Guest article by Alex Williams
(Image: Chris Pasley, reproduced with permission)
As prime minister David Cameron reportedly considers military intervention in Syria, Britain’s dismantled Harrier GR9 force bakes beneath the sun of the Arizona desert. The famous “jump jets”, 72 in total, were controversially sold to the US Marine Corps in November 2011 for just 180 million USD – the projected cost of one F-35 Lightning II, which won’t replace the Harrier until around 2020.
As a result, the UK currently has no fixed-wing aircraft on its one operational carrier, although the government did consider resurrecting the Harrier force, which had undergone a £600 million upgrade over the past decade, during the Libya conflict. It’s believed several of the stored airframes will be returned to service as attrition spares with the USMC, while the remaining hulks will be cannibalised for parts in the famous “Boneyard” at Davis-Monthan AFB.
(Images: Douglas Fernandes, reproduced with permission)
The Harrier first cut its combat teeth during the Falklands War, proving a deadly opponent to Argentine forces both in the air-to-air and air-to-ground roles. Urban Ghosts previously published photos of a wrecked Harrier GR3 that was shot down on May 27, 1982 during an attack on Goose Green.

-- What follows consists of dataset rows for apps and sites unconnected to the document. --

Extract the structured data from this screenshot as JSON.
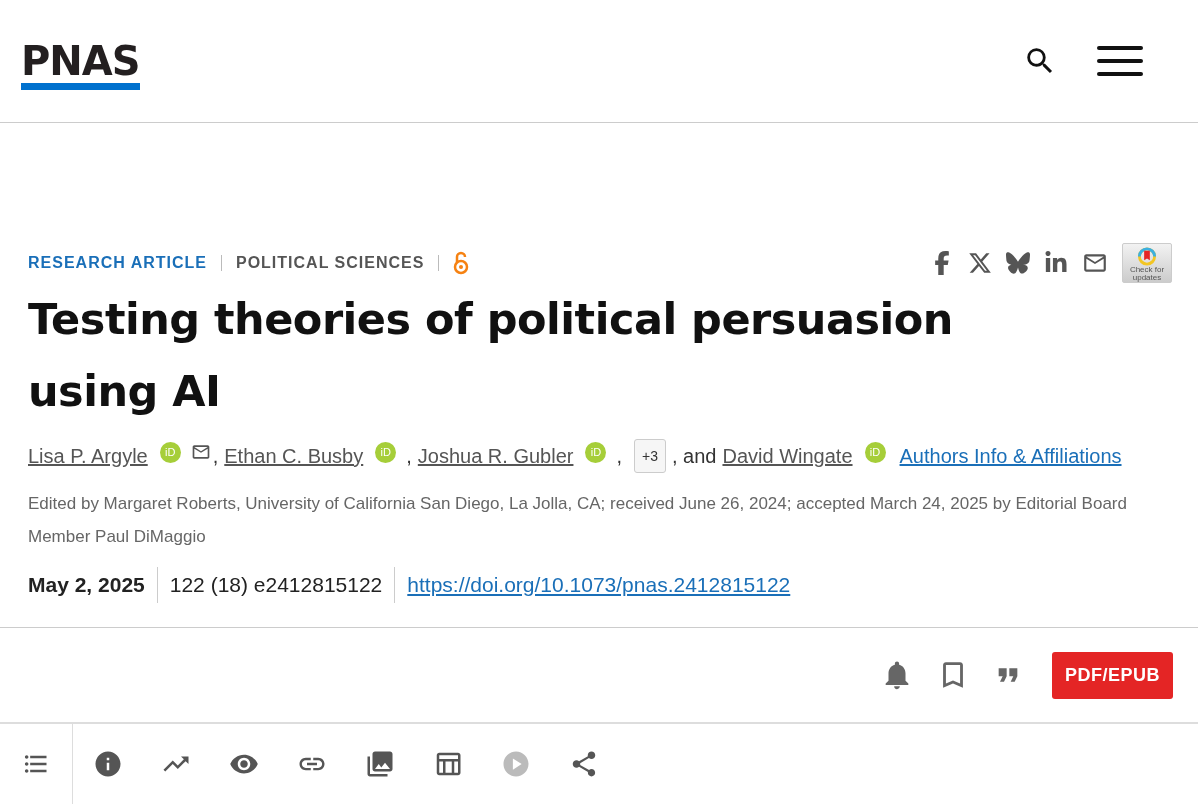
{
  "header": {
    "logo": "PNAS"
  },
  "tags": [
    {
      "label": "RESEARCH ARTICLE",
      "kind": "type"
    },
    {
      "label": "POLITICAL SCIENCES",
      "kind": "section"
    }
  ],
  "open_access": true,
  "share": [
    {
      "kind": "facebook"
    },
    {
      "kind": "x"
    },
    {
      "kind": "bluesky"
    },
    {
      "kind": "linkedin"
    },
    {
      "kind": "email"
    }
  ],
  "updates_badge": "Check for updates",
  "title": "Testing theories of political persuasion using AI",
  "authors": [
    {
      "name": "Lisa P. Argyle",
      "orcid": "iD",
      "email": true,
      "after": ","
    },
    {
      "name": "Ethan C. Busby",
      "orcid": "iD",
      "email": false,
      "after": ","
    },
    {
      "name": "Joshua R. Gubler",
      "orcid": "iD",
      "email": false,
      "after": ","
    },
    {
      "more": "+3",
      "after": ", and"
    },
    {
      "name": "David Wingate",
      "orcid": "iD",
      "email": false
    }
  ],
  "affiliations_link": "Authors Info & Affiliations",
  "edited": "Edited by Margaret Roberts, University of California San Diego, La Jolla, CA; received June 26, 2024; accepted March 24, 2025 by Editorial Board Member Paul DiMaggio",
  "date": "May 2, 2025",
  "citation": "122 (18) e2412815122",
  "doi": "https://doi.org/10.1073/pnas.2412815122",
  "actions": [
    {
      "kind": "alert"
    },
    {
      "kind": "bookmark"
    },
    {
      "kind": "cite"
    }
  ],
  "pdf_button": "PDF/EPUB",
  "toolbar": [
    {
      "kind": "contents",
      "disabled": false
    },
    {
      "kind": "info",
      "disabled": false
    },
    {
      "kind": "metrics",
      "disabled": false
    },
    {
      "kind": "view",
      "disabled": false
    },
    {
      "kind": "link",
      "disabled": false
    },
    {
      "kind": "figures",
      "disabled": false
    },
    {
      "kind": "tables",
      "disabled": false
    },
    {
      "kind": "media",
      "disabled": true
    },
    {
      "kind": "share",
      "disabled": false
    }
  ]
}
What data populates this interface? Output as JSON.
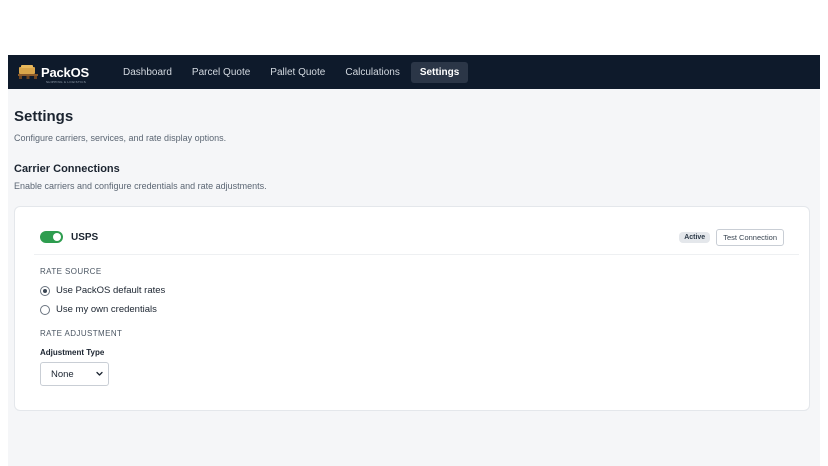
{
  "app": {
    "logo_text_pack": "Pack",
    "logo_text_os": "OS",
    "logo_tagline": "SHIPPING & LOGISTICS"
  },
  "nav": {
    "items": [
      {
        "label": "Dashboard",
        "active": false
      },
      {
        "label": "Parcel Quote",
        "active": false
      },
      {
        "label": "Pallet Quote",
        "active": false
      },
      {
        "label": "Calculations",
        "active": false
      },
      {
        "label": "Settings",
        "active": true
      }
    ]
  },
  "page": {
    "title": "Settings",
    "subtitle": "Configure carriers, services, and rate display options."
  },
  "section": {
    "title": "Carrier Connections",
    "subtitle": "Enable carriers and configure credentials and rate adjustments."
  },
  "carrier": {
    "name": "USPS",
    "enabled": true,
    "status_badge": "Active",
    "test_button": "Test Connection",
    "rate_source_label": "RATE SOURCE",
    "rate_source_options": [
      {
        "label": "Use PackOS default rates",
        "checked": true
      },
      {
        "label": "Use my own credentials",
        "checked": false
      }
    ],
    "rate_adjustment_label": "RATE ADJUSTMENT",
    "adjustment_type_label": "Adjustment Type",
    "adjustment_type_value": "None"
  },
  "colors": {
    "navbar": "#0e1a2b",
    "toggle_on": "#2e9d4f",
    "page_bg": "#f5f6f8"
  }
}
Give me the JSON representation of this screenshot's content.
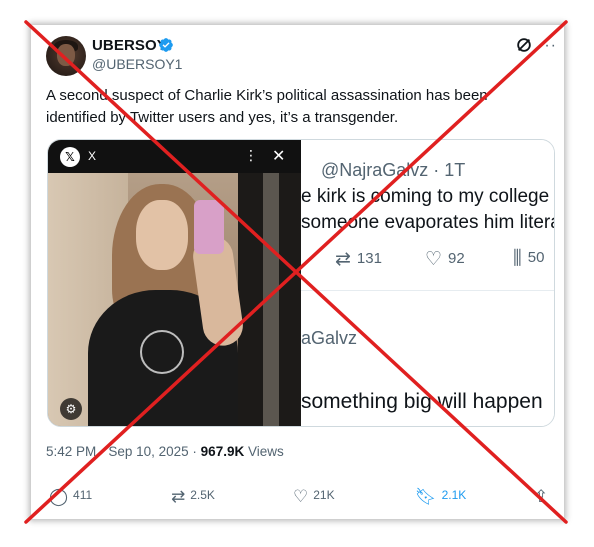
{
  "tweet": {
    "author_name": "UBERSOY",
    "author_handle": "@UBERSOY1",
    "text": "A second suspect of Charlie Kirk’s political assassination has been identified by Twitter users and yes, it’s a transgender.",
    "time": "5:42 PM",
    "separator": "·",
    "date": "Sep 10, 2025",
    "views_count": "967.9K",
    "views_label": "Views"
  },
  "media": {
    "photo_source_label": "X",
    "embedded_tweet": {
      "handle_line": "@NajraGalvz · 1T",
      "line1": "e kirk is coming to my college t",
      "line2": "someone evaporates him litera",
      "retweets": "131",
      "likes": "92",
      "views": "50",
      "handle_line_2": "aGalvz",
      "line3": "something big will happen"
    }
  },
  "actions": {
    "replies": "411",
    "retweets": "2.5K",
    "likes": "21K",
    "bookmarks": "2.1K"
  },
  "colors": {
    "accent": "#1d9bf0",
    "cross": "#e02020",
    "muted_text": "#536471"
  }
}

The aircraft, serial number XZ988 (above), crashed on the nearby Lafonia peninsula of East Falkland. Pilot Bob Iveson ejected to safety.